Reading: Matthew 14
13 When Jesus heard what had happened, he withdrew by boat privately to a solitary place. Hearing of this, the crowds followed him on foot from the towns. 14 When Jesus landed and saw a large crowd, he had compassion on them and healed their sick. 15 As evening approached, the disciples came to him and said, "This is a remote place, and it's already getting late. Send the crowds away, so they can go to the villages and buy themselves some food." 16 Jesus replied, "They do not need to go away. You give them something to eat." 17 "We have here only five loaves of bread and two fish," they answered. 18 "Bring them here to me," he said. 19 And he directed the people to sit down on the grass. Taking the five loaves and the two fish and looking up to heaven, he gave thanks and broke the loaves. Then he gave them to the disciples, and the disciples gave them to the people. 20 They all ate and were satisfied, and the disciples picked up twelve basketfuls of broken pieces that were left over. 21 The number of those who ate was about five thousand men, besides women and children.
22 Immediately Jesus made the disciples get into the boat and go on ahead of him to the other side, while he dismissed the crowd. 23 After he had dismissed them, he went up on a mountainside by himself to pray. (Matthew 14:13-23a NIV)
Reflecting and Thinking
This chapter reflects a turning point in Jesus' ministry. We are about to move from increasing crowds to increasing doubt, from increasing popularity to increasing animosity. The death of John the Baptist touched Jesus deeply. John was a near relative, as well as a friend, supporter, and herald. Jesus withdrew. When the crowds followed him, Jesus compassionately fed them. We know from John's Gospel that this event caused the crowds to want to crown Jesus as their king. Perhaps the disciples also bought into the idea, because verse 22 uses a strong word when it says Jesus MADE the disciples get into the boat. Once the disciples are gone, he can dismiss the crowd with their ill-conceived idea and plan.

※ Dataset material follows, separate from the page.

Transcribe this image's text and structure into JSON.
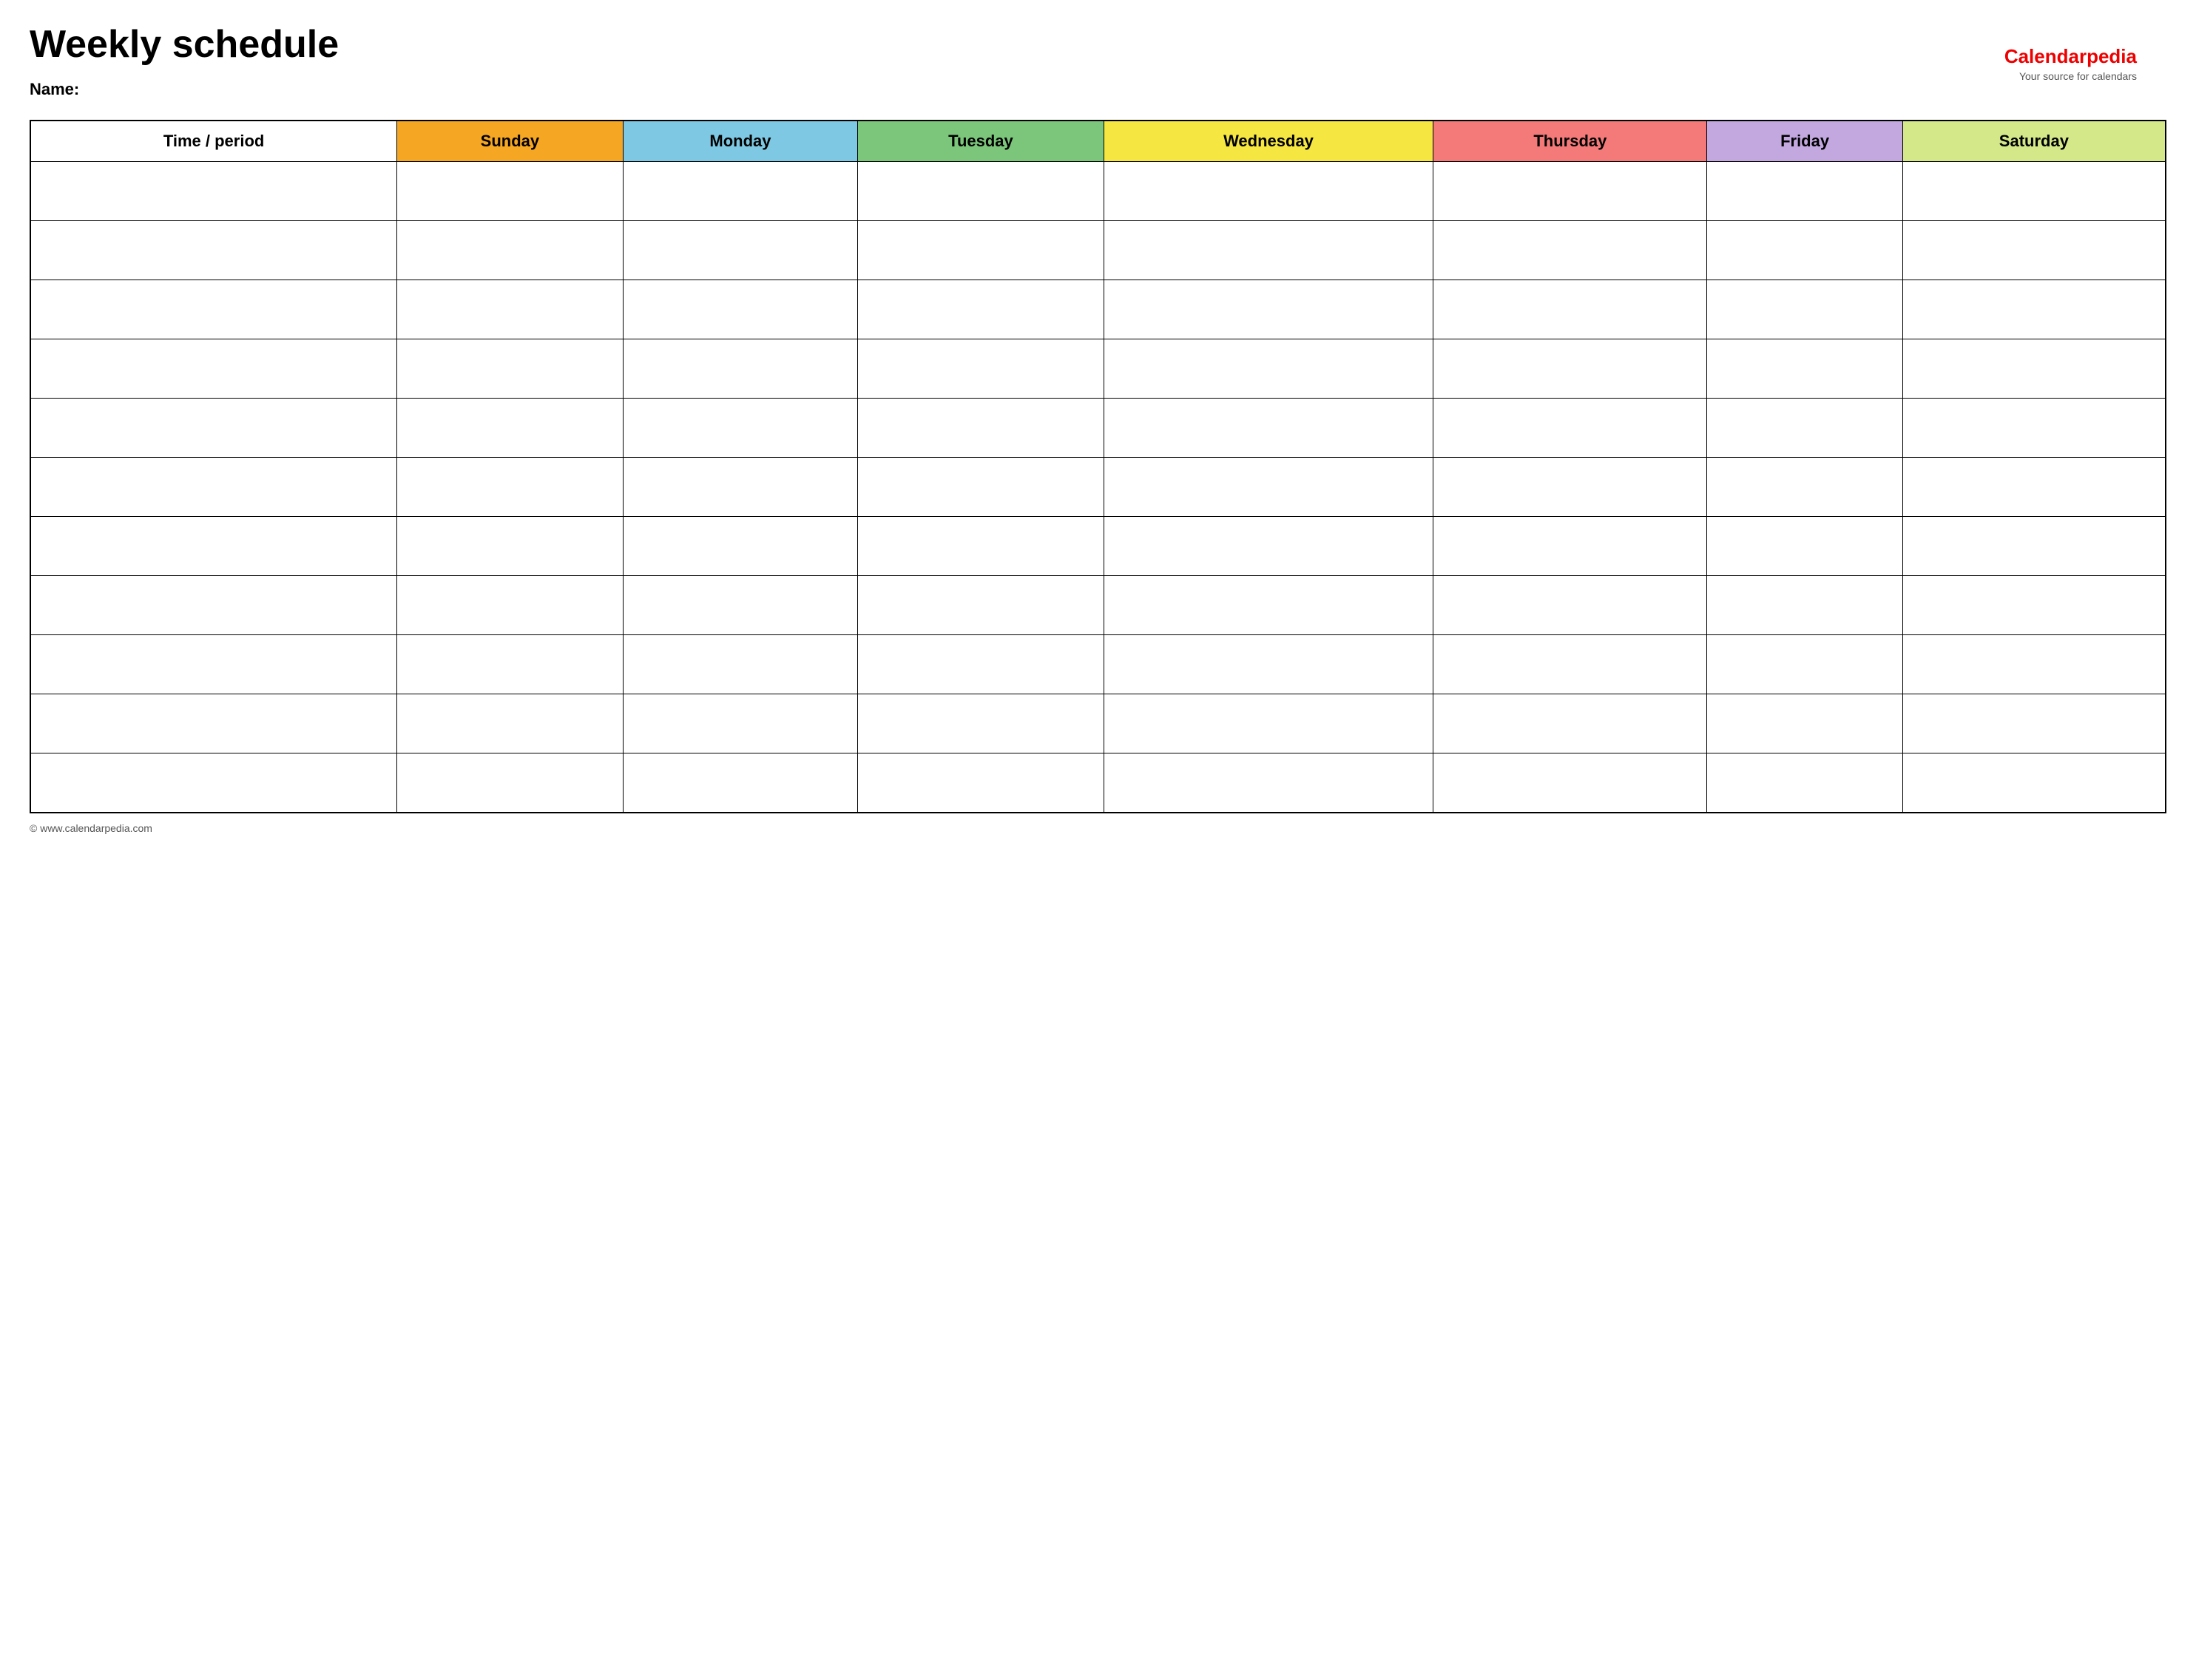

There comes a time in every life (sometimes many such times) when it is easy to get one's mission and purpose out of focus. Mission easily becomes fuzzy. We forget why we are here and what we are to do. We are easily sidetracked, especially when others are pleased or served. We can justify a variety of detours.
Jesus comes walking to the disciples on the water and the disciples are terrified. The question surfaces again: Who is Jesus? Is this really Jesus? When all has calmed down, the validating affirmation should hit us full force: Truly you are the Son of God (14:33). Jesus is the one he claims to be. He is therefore able to do what God sent him to do. How sad would it be if he were to get off-mission? How sad is it today when God's people get off-mission! Take time today to pray about what God is doing in your life and for clarity that you might understand his mission in your life.
Dear God, keep us on mission in our Christian lives. So many good things beckon. Help us choose what is best. May we not be satisfied with being mediocre; may we not be satisfied with less than all you desire in our lives, in Jesus' name, Amen.